It has been a difficult few weeks in our community and across the province. There have been heart-breaking and shocking events that have reaffirmed to all of us just how precious life is and how quickly our world can change.
At this time last week we were learning of the sudden loss of former Premier Jim Prentice. I am personally thankful to have known Mr. Prentice, and grateful for the contributions he made to our province. As a dedicated public servant, Mr. Prentice enriched Alberta with his leadership and passion. My heartfelt sympathy goes out to his wife Karen and the Prentice family during this very difficult time.
Much of our community's focus recently has been on the violent attack on a young woman in our city. This shocking incident has stirred up many emotions throughout Lethbridge – both good and bad. Police Chief Rob Davis wrote an excellent Herald article on this topic earlier this week. I want to echo his message. Our community stands together with the Blood Tribe and the Lethbridge Police Service in asking all residents to be respectful and caring towards one another. Social media should be used responsibly, not to inflame sensitive situations.
It is reassuring to see compassion and unity at events like the vigil I attended last weekend and to see others organizing events to support those impacted. This is the positive energy and hope this young woman and her family need, and I encourage everyone to remain on the road of acceptance and understanding.
At our council meeting on Monday we heard an update from City administration on work they have been doing over that last 18 months to make the City of Lethbridge an inclusive employer. I am pleased to see the City taking a leadership role in this area by promoting an accepting and respectful workplace. The values of inclusion and diversity extend past the workplace into a safe and caring community – one of the strategic goals of our City Council.
I was honoured to accept an invitation from the leaders of the Blood Tribe last Friday to visit Standoff for a very special visit from Prime Minister Justin Trudeau. Being a part of this event speaks to the commitment of both the City and the Blood Tribe to support each other and be good neighbours. The City of Lethbridge is on traditional Blackfoot land. Building trust and respect with our Indigenous community is a vital link to the success of our community. That understanding is another step in building an inclusive city.
Lethbridge County is another important stakeholder in building a better Lethbridge. I am very pleased to say that City Council this week approved a new Intermunicipal Development Plan (IDP) that will help guide this relationship. Many, many hours of collaboration have gone into updating this plan and will ensure both the City and County are working together on important issues like land use and the environment. Thanks to all who contributed to this process for the past five years.
I've talked at length over the last year about Lethbridge's diverse economy and our ability to ride-out the economic downturn being felt in much of our province. The new construction numbers for our city are another indication of Lethbridge's continued growth.
Commercial, residential and institutional construction are all showing positive numbers. Our latest reports show building permits have been issued for $265.1 million which is up from $191 million at this time last year. Commercial projects make the bulk of this figure which includes the redevelopment of Centre Village Mall, the Crossings shopping complex and the Richardson Oilseeds and Fritolay expansions.

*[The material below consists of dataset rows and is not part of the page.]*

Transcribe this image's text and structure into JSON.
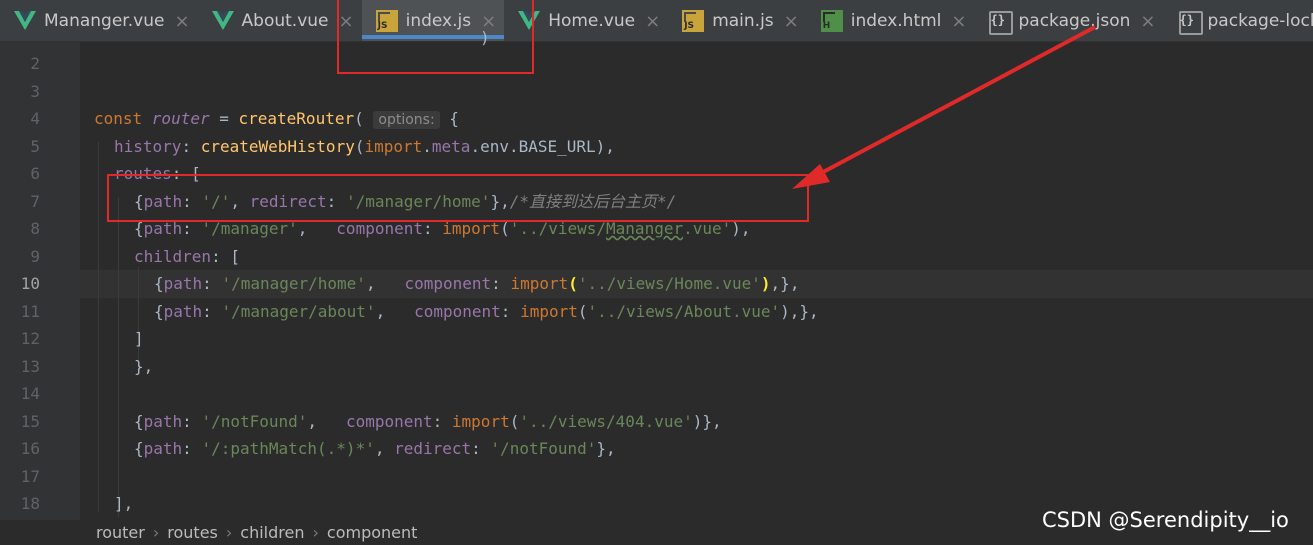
{
  "tabs": [
    {
      "label": "Mananger.vue",
      "icon": "vue-file-icon",
      "active": false
    },
    {
      "label": "About.vue",
      "icon": "vue-file-icon",
      "active": false
    },
    {
      "label": "index.js",
      "icon": "js-file-icon",
      "active": true
    },
    {
      "label": "Home.vue",
      "icon": "vue-file-icon",
      "active": false
    },
    {
      "label": "main.js",
      "icon": "js-file-icon",
      "active": false
    },
    {
      "label": "index.html",
      "icon": "html-file-icon",
      "active": false
    },
    {
      "label": "package.json",
      "icon": "json-file-icon",
      "active": false
    },
    {
      "label": "package-lock.json",
      "icon": "json-file-icon",
      "active": false
    }
  ],
  "icons": {
    "close": "×",
    "js_badge": "JS",
    "html_badge": "H",
    "json_badge": "{}",
    "crumb_separator": "›"
  },
  "gutter": {
    "line_numbers": [
      "2",
      "3",
      "4",
      "5",
      "6",
      "7",
      "8",
      "9",
      "10",
      "11",
      "12",
      "13",
      "14",
      "15",
      "16",
      "17",
      "18"
    ],
    "current_line": "10"
  },
  "code": {
    "l1_frag": ")",
    "l4": {
      "const": "const ",
      "router": "router",
      "eq": " = ",
      "fn": "createRouter",
      "open": "(",
      "hint": "options:",
      "brace": " {"
    },
    "l5": {
      "key": "history",
      "colon": ": ",
      "fn": "createWebHistory",
      "open": "(",
      "kw": "import",
      "dot": ".",
      "prop": "meta",
      "rest": ".env.BASE_URL),"
    },
    "l6": {
      "key": "routes",
      "rest": ": ["
    },
    "l7": {
      "open": "{",
      "key1": "path",
      "c1": ": ",
      "v1": "'/'",
      "sep": ", ",
      "key2": "redirect",
      "c2": ": ",
      "v2": "'/manager/home'",
      "close": "},",
      "comment": "/*直接到达后台主页*/"
    },
    "l8": {
      "open": "{",
      "key1": "path",
      "c1": ": ",
      "v1": "'/manager'",
      "sep": ",   ",
      "key2": "component",
      "c2": ": ",
      "kw": "import",
      "p1": "(",
      "v2a": "'../views/",
      "v2b": "Mananger",
      "v2c": ".vue'",
      "close": "),"
    },
    "l9": {
      "key": "children",
      "rest": ": ["
    },
    "l10": {
      "open": "{",
      "key1": "path",
      "c1": ": ",
      "v1": "'/manager/home'",
      "sep": ",   ",
      "key2": "component",
      "c2": ": ",
      "kw": "import",
      "p1": "(",
      "v2": "'../views/Home.vue'",
      "p2": ")",
      "close": ",},"
    },
    "l11": {
      "open": "{",
      "key1": "path",
      "c1": ": ",
      "v1": "'/manager/about'",
      "sep": ",   ",
      "key2": "component",
      "c2": ": ",
      "kw": "import",
      "p1": "(",
      "v2": "'../views/About.vue'",
      "close": "),},"
    },
    "l12": "]",
    "l13": "},",
    "l15": {
      "open": "{",
      "key1": "path",
      "c1": ": ",
      "v1": "'/notFound'",
      "sep": ",   ",
      "key2": "component",
      "c2": ": ",
      "kw": "import",
      "p1": "(",
      "v2": "'../views/404.vue'",
      "close": ")},"
    },
    "l16": {
      "open": "{",
      "key1": "path",
      "c1": ": ",
      "v1": "'/:pathMatch(.*)*'",
      "sep": ", ",
      "key2": "redirect",
      "c2": ": ",
      "v2": "'/notFound'",
      "close": "},"
    },
    "l18": "],"
  },
  "breadcrumb": [
    "router",
    "routes",
    "children",
    "component"
  ],
  "watermark": "CSDN @Serendipity__io",
  "annotation_color": "#e02a2a"
}
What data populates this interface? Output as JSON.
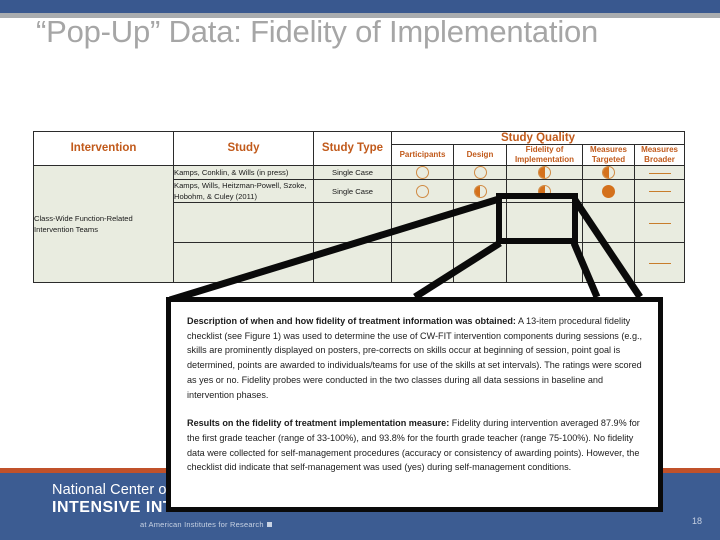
{
  "slide": {
    "title": "“Pop-Up” Data: Fidelity of Implementation",
    "page_number": "18",
    "accent_blue": "#3c5c92",
    "accent_orange": "#c0512a",
    "header_text_color": "#c15a1b",
    "rating_color": "#d4711c"
  },
  "table": {
    "group_header": "Study Quality",
    "columns": [
      {
        "key": "intervention",
        "label": "Intervention"
      },
      {
        "key": "study",
        "label": "Study"
      },
      {
        "key": "study_type",
        "label": "Study Type"
      },
      {
        "key": "participants",
        "label": "Participants"
      },
      {
        "key": "design",
        "label": "Design"
      },
      {
        "key": "fidelity",
        "label": "Fidelity of Implementation"
      },
      {
        "key": "measures_targeted",
        "label": "Measures Targeted"
      },
      {
        "key": "measures_broader",
        "label": "Measures Broader"
      }
    ],
    "intervention_label": "Class-Wide Function-Related Intervention Teams",
    "rows": [
      {
        "study": "Kamps, Conklin, & Wills (in press)",
        "study_type": "Single Case",
        "participants": "empty-circle",
        "design": "empty-circle",
        "fidelity": "half-circle",
        "measures_targeted": "half-circle",
        "measures_broader": "dash"
      },
      {
        "study": "Kamps, Wills, Heitzman-Powell, Szoke, Hobohm, & Culey (2011)",
        "study_type": "Single Case",
        "participants": "empty-circle",
        "design": "half-circle",
        "fidelity": "half-circle",
        "measures_targeted": "full-circle",
        "measures_broader": "dash"
      },
      {
        "study": "",
        "study_type": "",
        "participants": "",
        "design": "",
        "fidelity": "",
        "measures_targeted": "",
        "measures_broader": "dash"
      },
      {
        "study": "",
        "study_type": "",
        "participants": "",
        "design": "",
        "fidelity": "",
        "measures_targeted": "",
        "measures_broader": "dash"
      }
    ]
  },
  "popup": {
    "paragraph_1_lead": "Description of when and how fidelity of treatment information was obtained:",
    "paragraph_1_body": " A 13-item procedural fidelity checklist (see Figure 1) was used to determine the use of CW-FIT intervention components during sessions (e.g., skills are prominently displayed on posters, pre-corrects on skills occur at beginning of session, point goal is determined, points are awarded to individuals/teams for use of the skills at set intervals).  The ratings were scored as yes or no. Fidelity probes were conducted in the two classes during all data sessions in baseline and intervention phases.",
    "paragraph_2_lead": "Results on the fidelity of treatment implementation measure:",
    "paragraph_2_body": " Fidelity during intervention averaged 87.9% for the first grade teacher (range of 33-100%), and 93.8% for the fourth grade teacher (range 75-100%).  No fidelity data were collected for self-management procedures (accuracy or consistency of awarding points). However, the checklist did indicate that self-management was used (yes) during self-management conditions."
  },
  "footer": {
    "logo_line1": "National Center on",
    "logo_line2": "INTENSIVE INTERVENTION",
    "logo_sub": "at American Institutes for Research"
  }
}
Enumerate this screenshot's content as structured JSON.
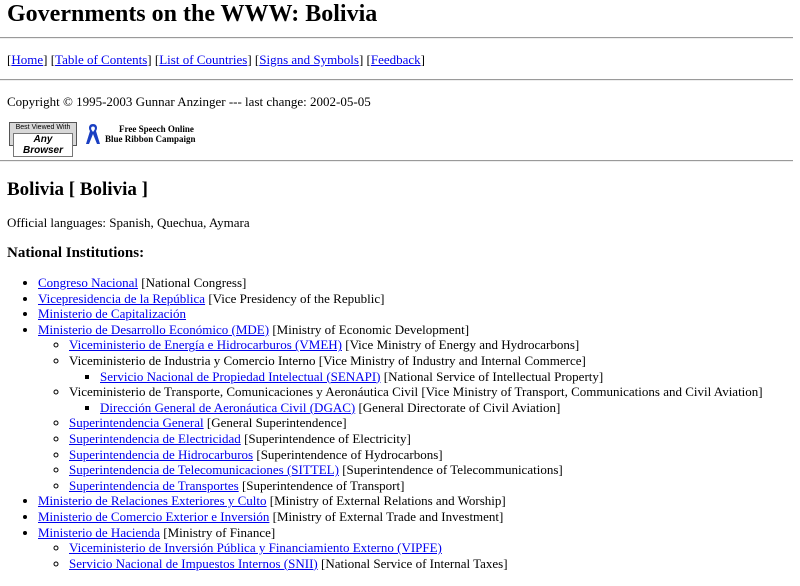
{
  "title": "Governments on the WWW: Bolivia",
  "nav": {
    "home": "Home",
    "toc": "Table of Contents",
    "countries": "List of Countries",
    "symbols": "Signs and Symbols",
    "feedback": "Feedback"
  },
  "copyright": "Copyright © 1995-2003 Gunnar Anzinger --- last change: 2002-05-05",
  "badges": {
    "browser_line1": "Best Viewed With",
    "browser_line2": "Any Browser",
    "campaign_line1": "Free Speech Online",
    "campaign_line2": "Blue Ribbon Campaign"
  },
  "country_heading": "Bolivia [ Bolivia ]",
  "languages": "Official languages: Spanish, Quechua, Aymara",
  "section_heading": "National Institutions:",
  "institutions": [
    {
      "link": "Congreso Nacional",
      "note": " [National Congress]"
    },
    {
      "link": "Vicepresidencia de la República",
      "note": " [Vice Presidency of the Republic]"
    },
    {
      "link": "Ministerio de Capitalización",
      "note": ""
    },
    {
      "link": "Ministerio de Desarrollo Económico (MDE)",
      "note": " [Ministry of Economic Development]",
      "children": [
        {
          "link": "Viceministerio de Energía e Hidrocarburos (VMEH)",
          "note": " [Vice Ministry of Energy and Hydrocarbons]"
        },
        {
          "text": "Viceministerio de Industria y Comercio Interno",
          "note": " [Vice Ministry of Industry and Internal Commerce]",
          "children": [
            {
              "link": "Servicio Nacional de Propiedad Intelectual (SENAPI)",
              "note": " [National Service of Intellectual Property]"
            }
          ]
        },
        {
          "text": "Viceministerio de Transporte, Comunicaciones y Aeronáutica Civil",
          "note": " [Vice Ministry of Transport, Communications and Civil Aviation]",
          "children": [
            {
              "link": "Dirección General de Aeronáutica Civil (DGAC)",
              "note": " [General Directorate of Civil Aviation]"
            }
          ]
        },
        {
          "link": "Superintendencia General",
          "note": " [General Superintendence]"
        },
        {
          "link": "Superintendencia de Electricidad",
          "note": " [Superintendence of Electricity]"
        },
        {
          "link": "Superintendencia de Hidrocarburos",
          "note": " [Superintendence of Hydrocarbons]"
        },
        {
          "link": "Superintendencia de Telecomunicaciones (SITTEL)",
          "note": " [Superintendence of Telecommunications]"
        },
        {
          "link": "Superintendencia de Transportes",
          "note": " [Superintendence of Transport]"
        }
      ]
    },
    {
      "link": "Ministerio de Relaciones Exteriores y Culto",
      "note": " [Ministry of External Relations and Worship]"
    },
    {
      "link": "Ministerio de Comercio Exterior e Inversión",
      "note": " [Ministry of External Trade and Investment]"
    },
    {
      "link": "Ministerio de Hacienda",
      "note": " [Ministry of Finance]",
      "children": [
        {
          "link": "Viceministerio de Inversión Pública y Financiamiento Externo (VIPFE)",
          "note": ""
        },
        {
          "link": "Servicio Nacional de Impuestos Internos (SNII)",
          "note": " [National Service of Internal Taxes]"
        }
      ]
    }
  ]
}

Large-scale projects at the University and College contribute to the $55 million in construction spending in the government and institutional sector. The housing market with about $72 million spent so far this year has a huge impact on our economic growth.
I am very encouraged by these statistics. Lethbridge's continued construction growth secures jobs and stimulates other economic development in our community.
Thank you to the hundreds of Lethbridge residents who stopped by 100K day at City Hall October 12. This was a great opportunity for City staff to engage with the community and chat about important projects and future planning. We are getting closer to becoming a city of 100,000 people. This 100K milestone is a time to reflect on what we will need in the next 10, 20 or even 30 years.
If you didn't get a chance to stop in, please take a few minutes to review the materials online and take a survey so your voice can be heard. You can visit www.lethbridge.ca/100K+ for more information.
I and other Council members attended the Alberta Urban Municipalities Association (AUMA) conference last week. The message from our provincial government was that we should not be expecting any new money. That message was made clear again with Premier Notley's state of the province address earlier this week. On Monday, Finance Committee will begin to hear about potential Capital Improvement Program (CIP) projects. Our CIP will be debated and decided on by Council next spring. With very limited funds in our upcoming CIP budget and no new money anticipated, some tough choices will have to be made to get the best value for the resources we have. An excellent short video has been created that explains the CIP and why it matters to all of us, and it's available at: www.lethbridge.ca/CIP
One of the most enjoyable parts of my job is when I get to celebrate the amazing people who live in our community. Last week, our Community Heroes program introduced us all to a group of extraordinary residents. These individuals were recognized by our Fire and EMS staff for their bravery and compassion in times of need. From stopping to help on the scene of a car crash to taking lifesaving steps to help a co-worker in medical distress, these people are true heroes and well deserving of this recognition. Congratulations and thank you to these wonderful Lethbridge citizens.